INPUT DATA
-*-*-

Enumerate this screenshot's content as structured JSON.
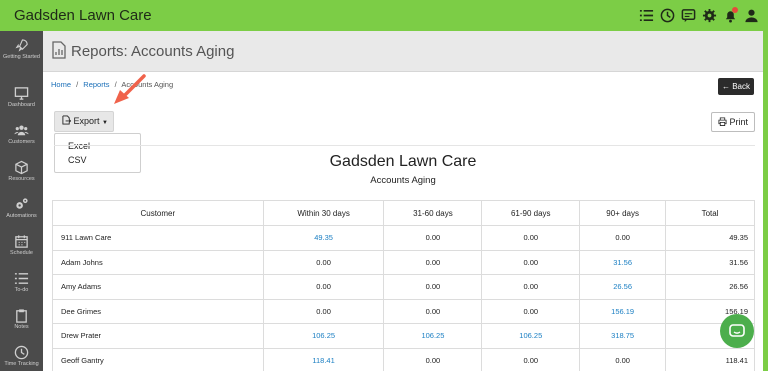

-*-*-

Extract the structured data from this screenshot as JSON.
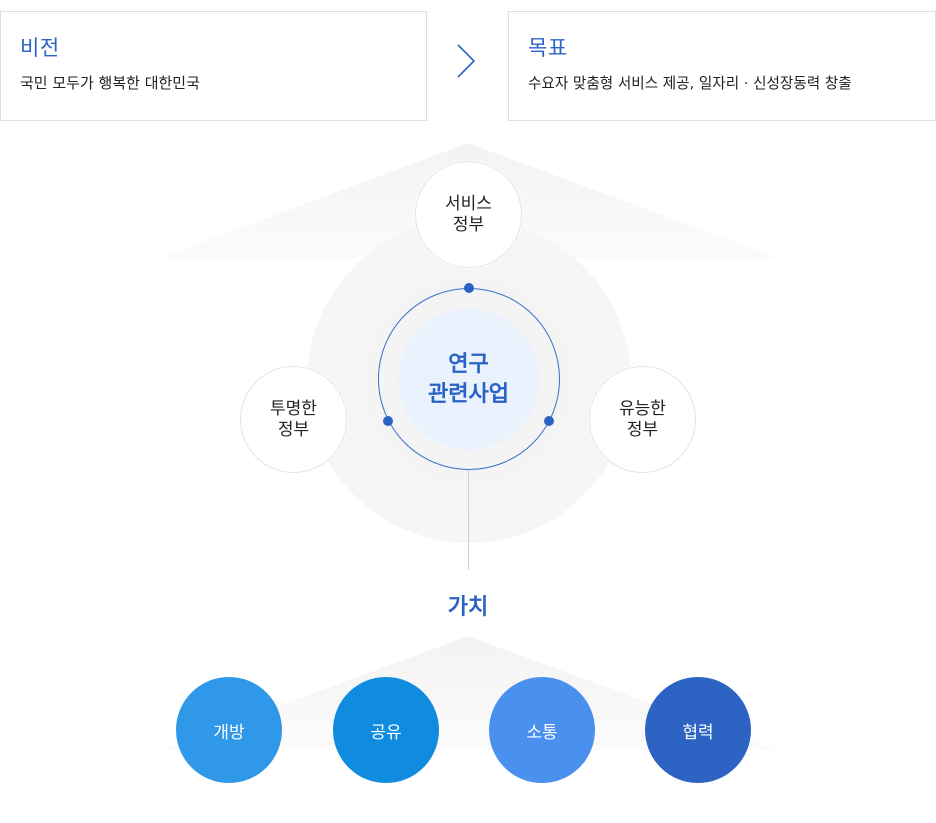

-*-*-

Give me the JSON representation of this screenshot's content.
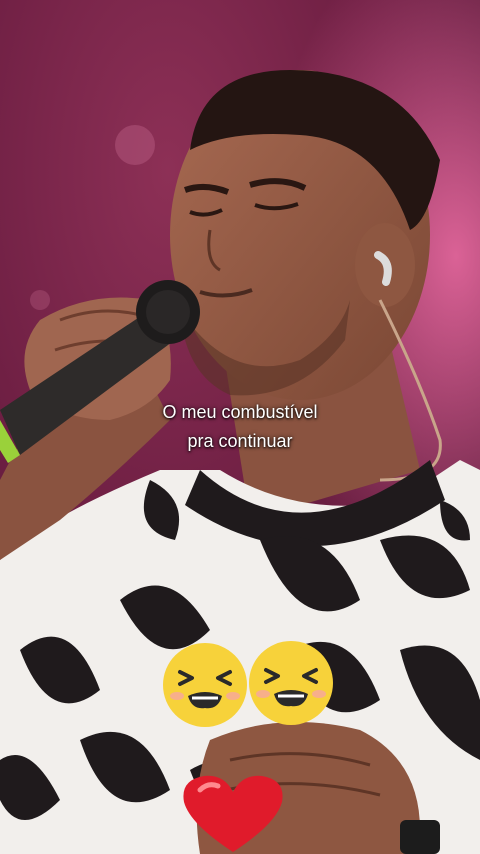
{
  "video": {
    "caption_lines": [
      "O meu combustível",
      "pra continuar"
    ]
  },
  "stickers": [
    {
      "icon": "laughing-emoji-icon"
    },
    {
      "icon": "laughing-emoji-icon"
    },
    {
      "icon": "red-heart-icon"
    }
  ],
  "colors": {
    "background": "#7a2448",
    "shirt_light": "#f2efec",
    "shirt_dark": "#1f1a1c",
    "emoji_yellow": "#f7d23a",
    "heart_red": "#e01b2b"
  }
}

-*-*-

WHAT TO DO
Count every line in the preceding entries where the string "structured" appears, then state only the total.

WRITTEN ANSWER
2